# How to say “You must let me speak.” in German?

It seems that I have three verbs in my sentence. Are must and let verbs? Must turns to to have in its verb form, but let?

• Must is verb form - isn't it? What else? – user unknown Mar 1 '13 at 2:12
• I am downvoting because this Question is barely comprehensible and the Asker has not been back to clarify. – Eugene Seidel Mar 5 '13 at 17:13

It is

Du musst mich sprechen lassen.

The verbs don't change, they are the direct translations.

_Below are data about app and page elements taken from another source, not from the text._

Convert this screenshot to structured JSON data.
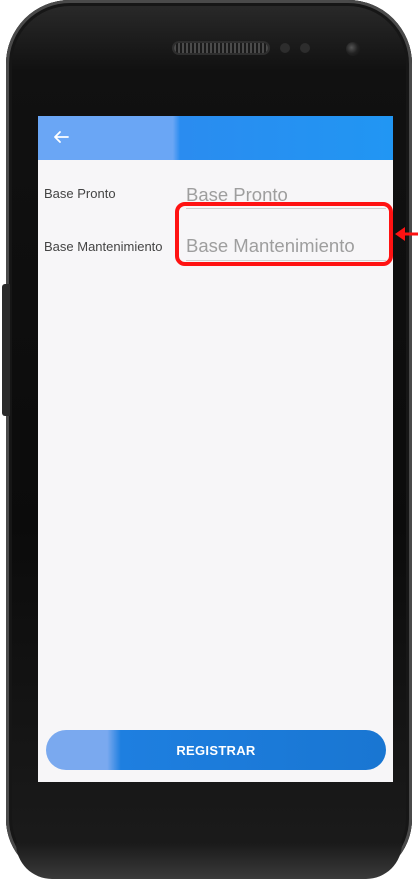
{
  "app": {
    "back_icon": "arrow-left-icon"
  },
  "form": {
    "fields": [
      {
        "label": "Base Pronto",
        "placeholder": "Base Pronto"
      },
      {
        "label": "Base Mantenimiento",
        "placeholder": "Base Mantenimiento"
      }
    ]
  },
  "actions": {
    "register_label": "REGISTRAR"
  },
  "colors": {
    "appbar": "#2196f3",
    "button": "#1976d2",
    "highlight": "#ff1212"
  }
}
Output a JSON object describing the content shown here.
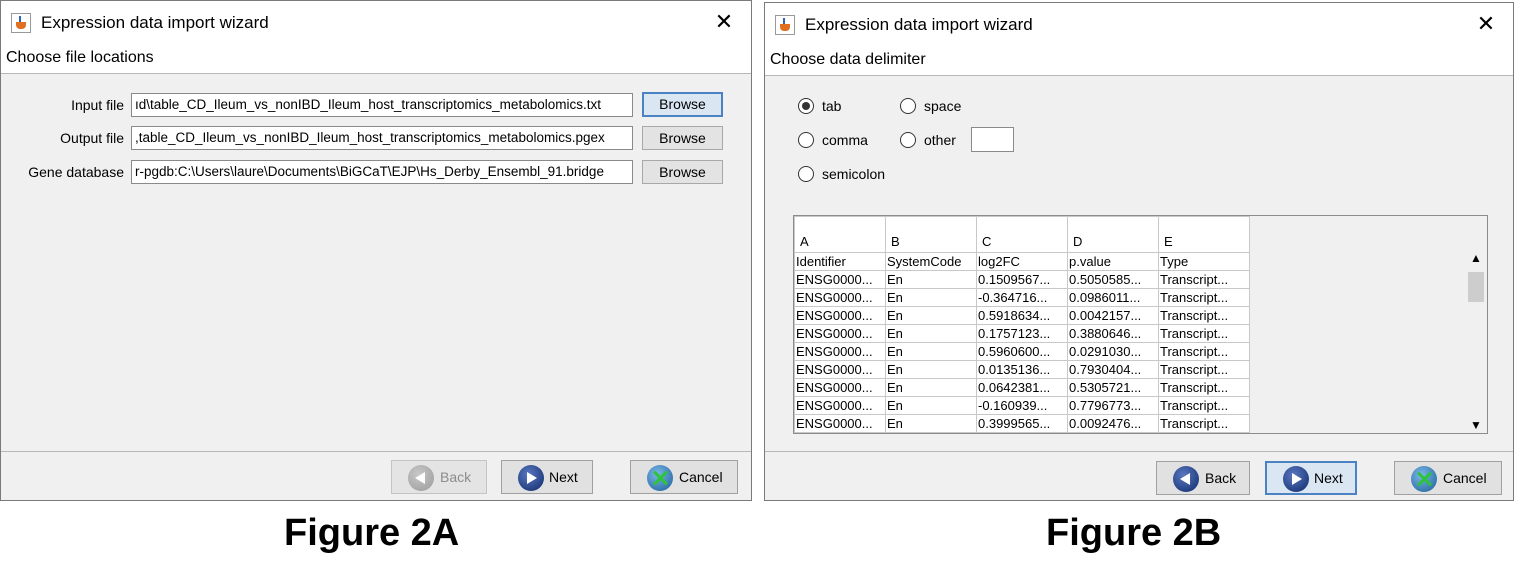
{
  "figure_a": {
    "window_title": "Expression data import wizard",
    "step_title": "Choose file locations",
    "rows": [
      {
        "label": "Input file",
        "value": "ıd\\table_CD_Ileum_vs_nonIBD_Ileum_host_transcriptomics_metabolomics.txt",
        "button": "Browse"
      },
      {
        "label": "Output file",
        "value": ",table_CD_Ileum_vs_nonIBD_Ileum_host_transcriptomics_metabolomics.pgex",
        "button": "Browse"
      },
      {
        "label": "Gene database",
        "value": "r-pgdb:C:\\Users\\laure\\Documents\\BiGCaT\\EJP\\Hs_Derby_Ensembl_91.bridge",
        "button": "Browse"
      }
    ],
    "back_label": "Back",
    "next_label": "Next",
    "cancel_label": "Cancel",
    "caption": "Figure 2A"
  },
  "figure_b": {
    "window_title": "Expression data import wizard",
    "step_title": "Choose data delimiter",
    "delimiters": [
      {
        "label": "tab",
        "selected": true
      },
      {
        "label": "space",
        "selected": false
      },
      {
        "label": "comma",
        "selected": false
      },
      {
        "label": "other",
        "selected": false
      },
      {
        "label": "semicolon",
        "selected": false
      }
    ],
    "other_value": "",
    "column_letters": [
      "A",
      "B",
      "C",
      "D",
      "E"
    ],
    "rows": [
      [
        "Identifier",
        "SystemCode",
        "log2FC",
        "p.value",
        "Type"
      ],
      [
        "ENSG0000...",
        "En",
        "0.1509567...",
        "0.5050585...",
        "Transcript..."
      ],
      [
        "ENSG0000...",
        "En",
        "-0.364716...",
        "0.0986011...",
        "Transcript..."
      ],
      [
        "ENSG0000...",
        "En",
        "0.5918634...",
        "0.0042157...",
        "Transcript..."
      ],
      [
        "ENSG0000...",
        "En",
        "0.1757123...",
        "0.3880646...",
        "Transcript..."
      ],
      [
        "ENSG0000...",
        "En",
        "0.5960600...",
        "0.0291030...",
        "Transcript..."
      ],
      [
        "ENSG0000...",
        "En",
        "0.0135136...",
        "0.7930404...",
        "Transcript..."
      ],
      [
        "ENSG0000...",
        "En",
        "0.0642381...",
        "0.5305721...",
        "Transcript..."
      ],
      [
        "ENSG0000...",
        "En",
        "-0.160939...",
        "0.7796773...",
        "Transcript..."
      ],
      [
        "ENSG0000...",
        "En",
        "0.3999565...",
        "0.0092476...",
        "Transcript..."
      ]
    ],
    "back_label": "Back",
    "next_label": "Next",
    "cancel_label": "Cancel",
    "caption": "Figure 2B"
  }
}
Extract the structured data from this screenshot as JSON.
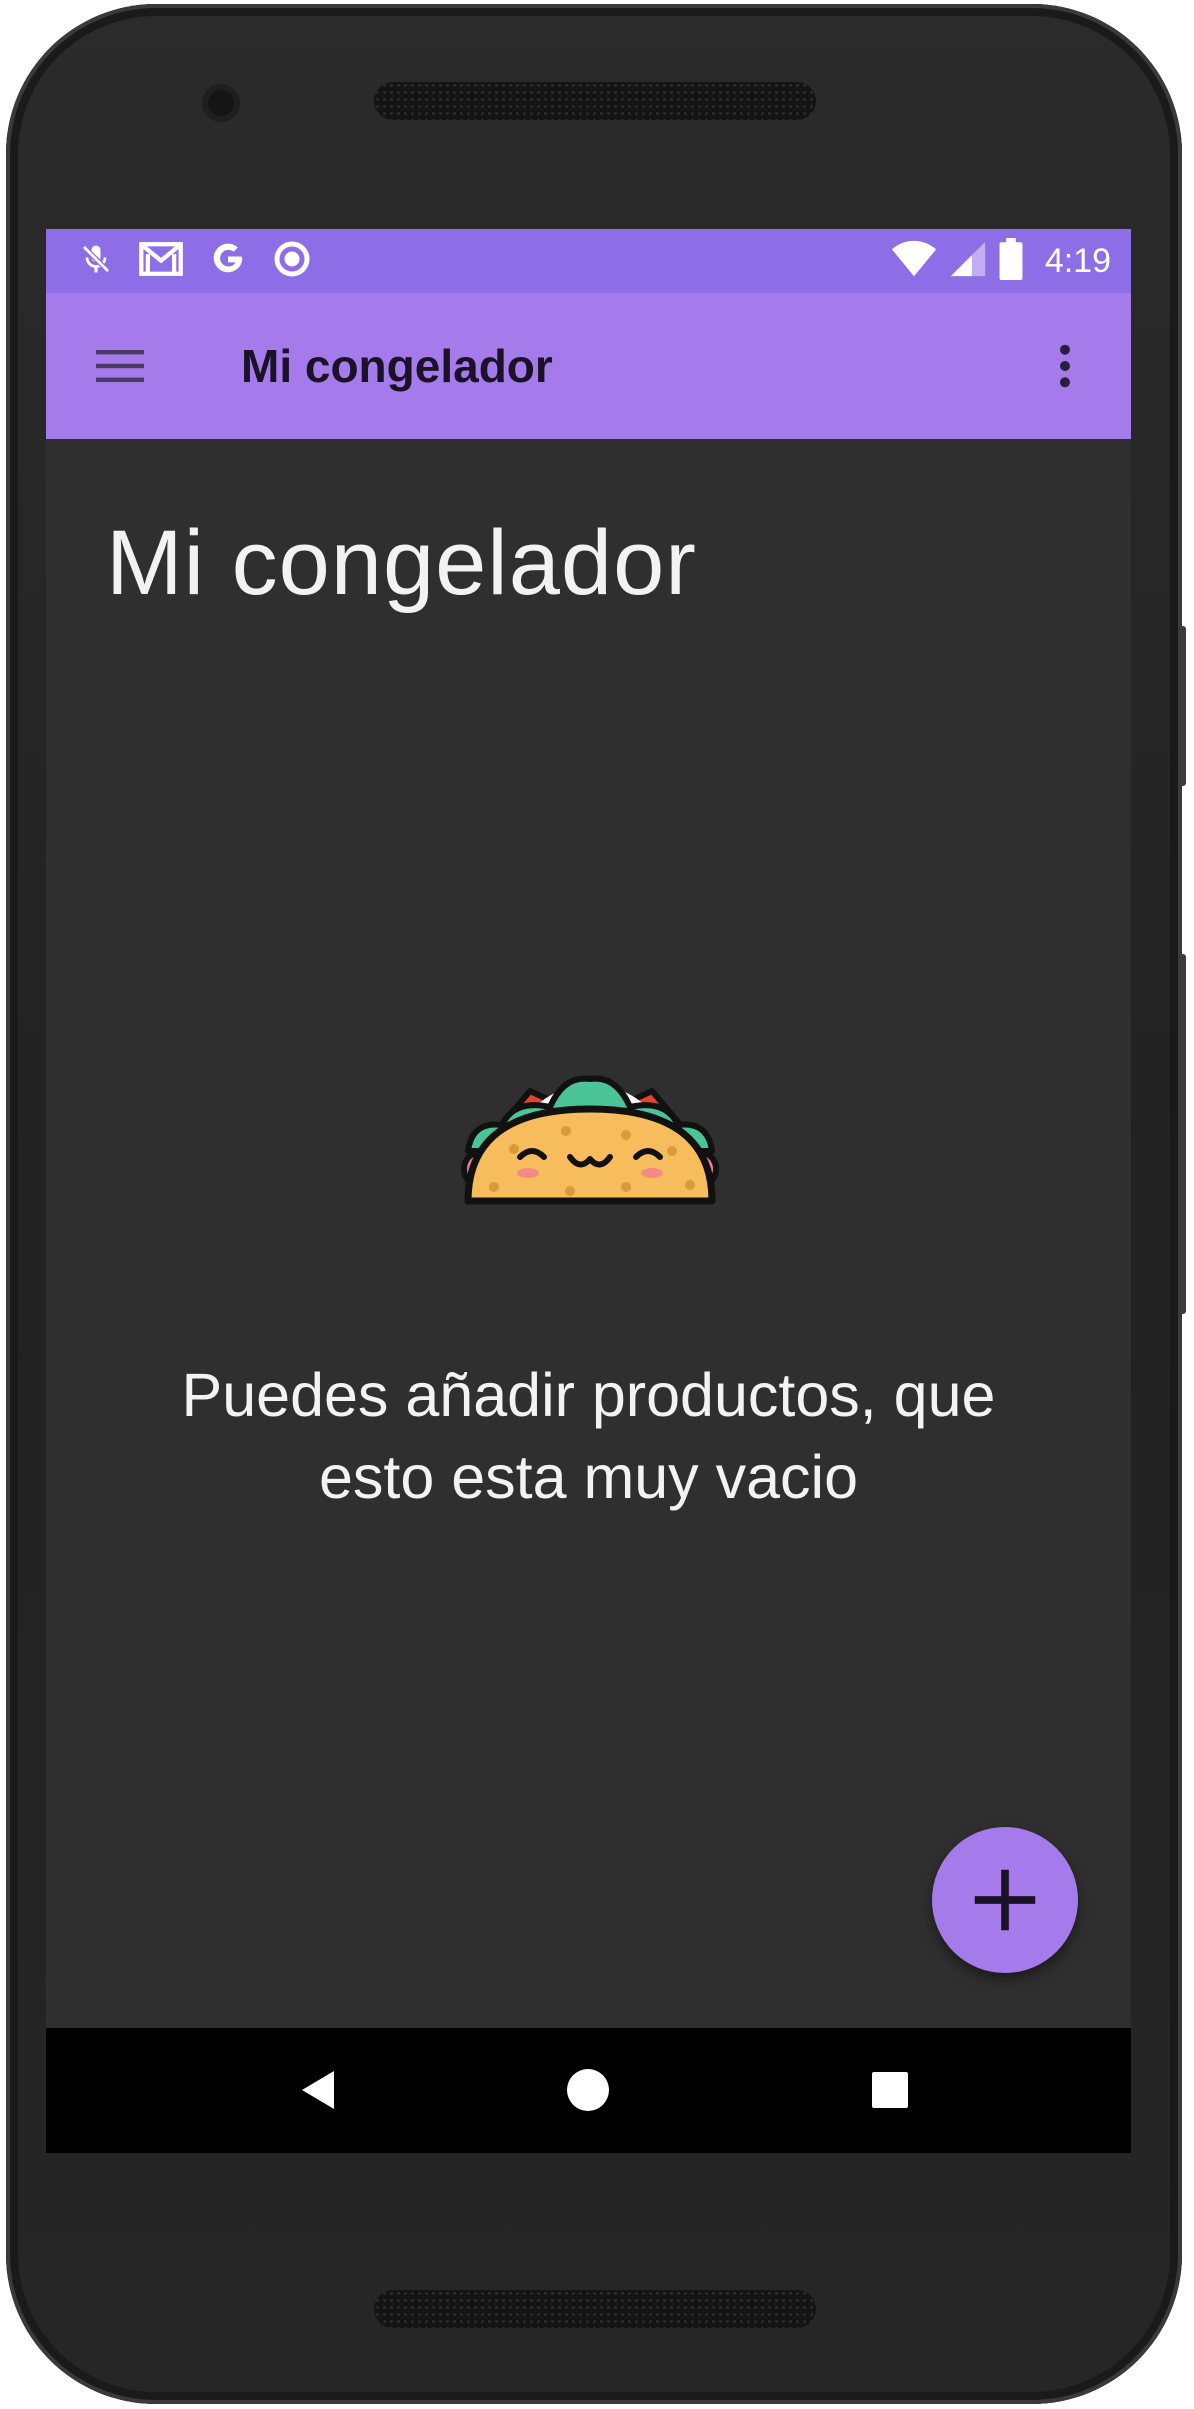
{
  "status_bar": {
    "time": "4:19",
    "icons": [
      "mic-off-icon",
      "gmail-icon",
      "google-icon",
      "record-icon",
      "wifi-icon",
      "signal-icon",
      "battery-icon"
    ]
  },
  "app_bar": {
    "title": "Mi congelador",
    "icons": [
      "menu-icon",
      "more-vert-icon"
    ]
  },
  "main": {
    "heading": "Mi congelador",
    "empty_state": {
      "illustration": "taco-icon",
      "message_line1": "Puedes añadir productos, que",
      "message_line2": "esto esta muy vacio"
    }
  },
  "fab": {
    "icon": "add-icon"
  },
  "nav_bar": {
    "icons": [
      "back-icon",
      "home-icon",
      "recents-icon"
    ]
  },
  "colors": {
    "status_bar": "#8e6ee6",
    "app_bar": "#a57aea",
    "background": "#2f2f2f",
    "fab": "#a57aea",
    "nav_bar": "#000000"
  }
}
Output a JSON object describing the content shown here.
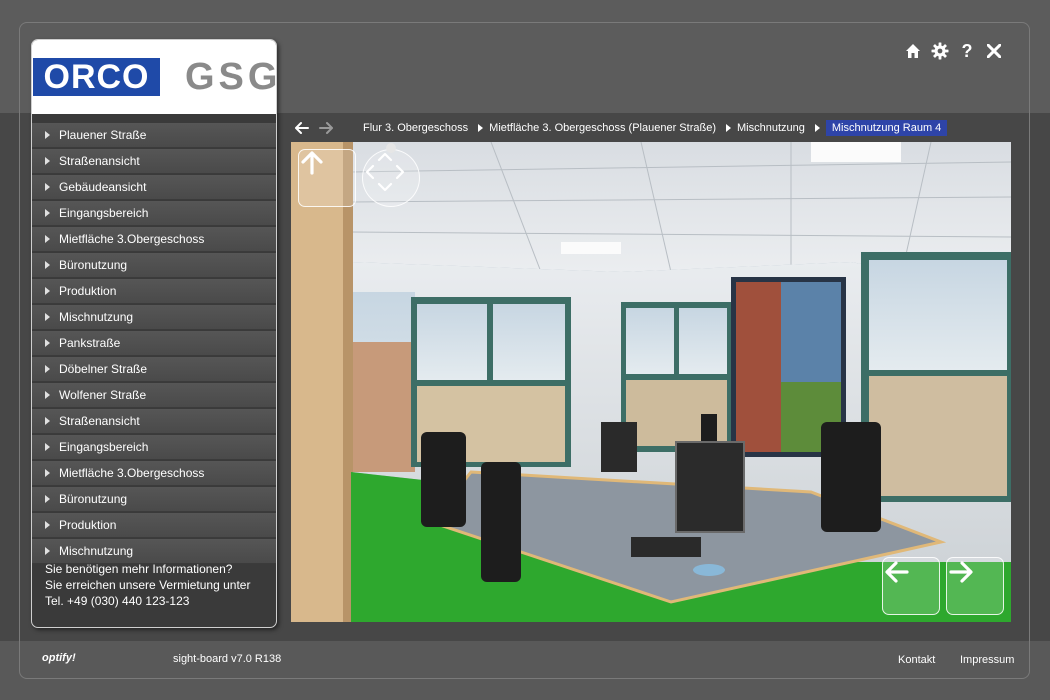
{
  "logos": {
    "orco": "ORCO",
    "gsg": "GSG"
  },
  "top_icons": [
    "home-icon",
    "gear-icon",
    "help-icon",
    "close-icon"
  ],
  "help_glyph": "?",
  "menu": [
    "Plauener Straße",
    "Straßenansicht",
    "Gebäudeansicht",
    "Eingangsbereich",
    "Mietfläche 3.Obergeschoss",
    "Büronutzung",
    "Produktion",
    "Mischnutzung",
    "Pankstraße",
    "Döbelner Straße",
    "Wolfener Straße",
    "Straßenansicht",
    "Eingangsbereich",
    "Mietfläche 3.Obergeschoss",
    "Büronutzung",
    "Produktion",
    "Mischnutzung"
  ],
  "info": {
    "line1": "Sie benötigen mehr Informationen?",
    "line2": "Sie erreichen unsere Vermietung unter",
    "line3": "Tel. +49 (030) 440 123-123"
  },
  "breadcrumbs": [
    "Flur 3. Obergeschoss",
    "Mietfläche 3. Obergeschoss (Plauener Straße)",
    "Mischnutzung",
    "Mischnutzung Raum 4"
  ],
  "footer": {
    "brand": "optify!",
    "version": "sight-board v7.0 R138",
    "contact": "Kontakt",
    "imprint": "Impressum"
  },
  "colors": {
    "accent": "#2e44a8",
    "orco_blue": "#1f4aa8",
    "floor": "#2ea82e"
  }
}
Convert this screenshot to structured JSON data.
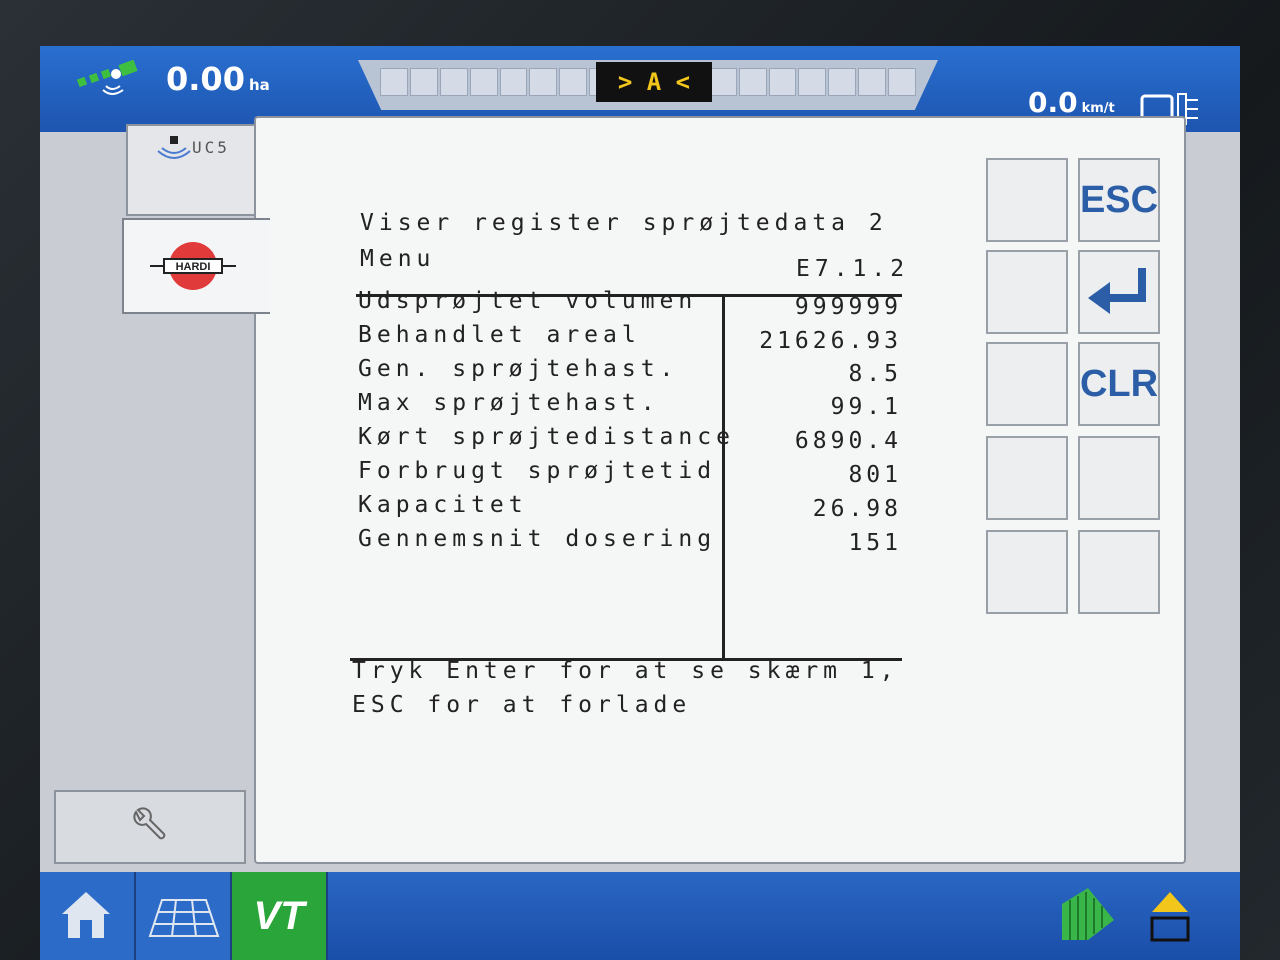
{
  "status_bar": {
    "area_value": "0.00",
    "area_unit": "ha",
    "lightbar_indicator": "> A <",
    "speed_value": "0.0",
    "speed_unit": "km/t"
  },
  "left_panel": {
    "uc5_label": "UC5",
    "hardi_logo_text": "HARDI"
  },
  "main": {
    "title": "Viser register sprøjtedata 2",
    "menu_label": "Menu",
    "menu_code": "E7.1.2",
    "rows": [
      {
        "label": "Udsprøjtet volumen",
        "value": "999999"
      },
      {
        "label": "Behandlet areal",
        "value": "21626.93"
      },
      {
        "label": "Gen. sprøjtehast.",
        "value": "8.5"
      },
      {
        "label": "Max sprøjtehast.",
        "value": "99.1"
      },
      {
        "label": "Kørt sprøjtedistance",
        "value": "6890.4"
      },
      {
        "label": "Forbrugt sprøjtetid",
        "value": "801"
      },
      {
        "label": "Kapacitet",
        "value": "26.98"
      },
      {
        "label": "Gennemsnit dosering",
        "value": "151"
      }
    ],
    "footer_line1": "Tryk Enter for at se skærm 1,",
    "footer_line2": "ESC for at forlade"
  },
  "softkeys": {
    "esc_label": "ESC",
    "clr_label": "CLR"
  },
  "bottom_bar": {
    "vt_label": "VT"
  },
  "colors": {
    "bar_blue": "#1d55b0",
    "vt_green": "#2aa53a",
    "softkey_text": "#2c5ea8",
    "lightbar_text": "#f2c61a"
  }
}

• Or: Sie mussen mich sprechen lassen? Thank you. – Noman Arain Feb 27 '13 at 15:48
• Norman: actually "Sie müssen mich sprechen lassen." – Joachim Sauer Feb 27 '13 at 16:04
• How do you know the required style? Siezen and Duzen can both be correct, depending on the situation and styling of address. – Toscho Feb 27 '13 at 17:41
• I have never in the 46 years of my life heard anyone say "Du musst mich sprechen lassen". The only contexts, where it might make sense, is for an actor to say: "Du musst mich (vor)sprechen lassen." or for someone to tell the warden in a jail: "Du musst mich mit ihm reden lassen." In all other situations something like "Ich möchte jetzt etwas sagen." or "Lass mich auch mal was sagen." would be much more common. – user1914 Mar 4 '13 at 9:39
• I have to agree with what @what said. Du musst mich sprechen lassen doesn't really sounds genuine to me. We don't have any context but I would say that he actually is looking for "Du musst mich ausreden lassen" – Emanuel Mar 5 '13 at 11:48

I find this formulation much beter:

Lass mich ausreden! Lassen Sie mich ausreden!

Du musst mich ausreden lassen! Sie müssen mich ausreden lassen!

• Das wäre you must let me finish speaking, wäre es nicht? – user unknown Mar 1 '13 at 2:12
• "wäre es nicht" ist Denglisch, "nicht wahr" ist Deutsch. – harper Mar 1 '13 at 6:06
• Ja, aber der Satz auf Englisch unterscheidet die zwei Bedeutungen nicht. – Brian Mar 1 '13 at 17:29
• Wir haben keinen Kontext, aber ich dachte auch zuerst and "ausreden"... – Emanuel Mar 5 '13 at 11:49
• Going by some of OP's other Questions, his grasp of English seems to be a bit shaky. Maybe OP wanted to ask for German translation of "Let me finish!" In that case, Brian's first choice, "Lass mich (or: Lassen Sie mich) ausreden!" would be very good. – Eugene Seidel Mar 5 '13 at 12:59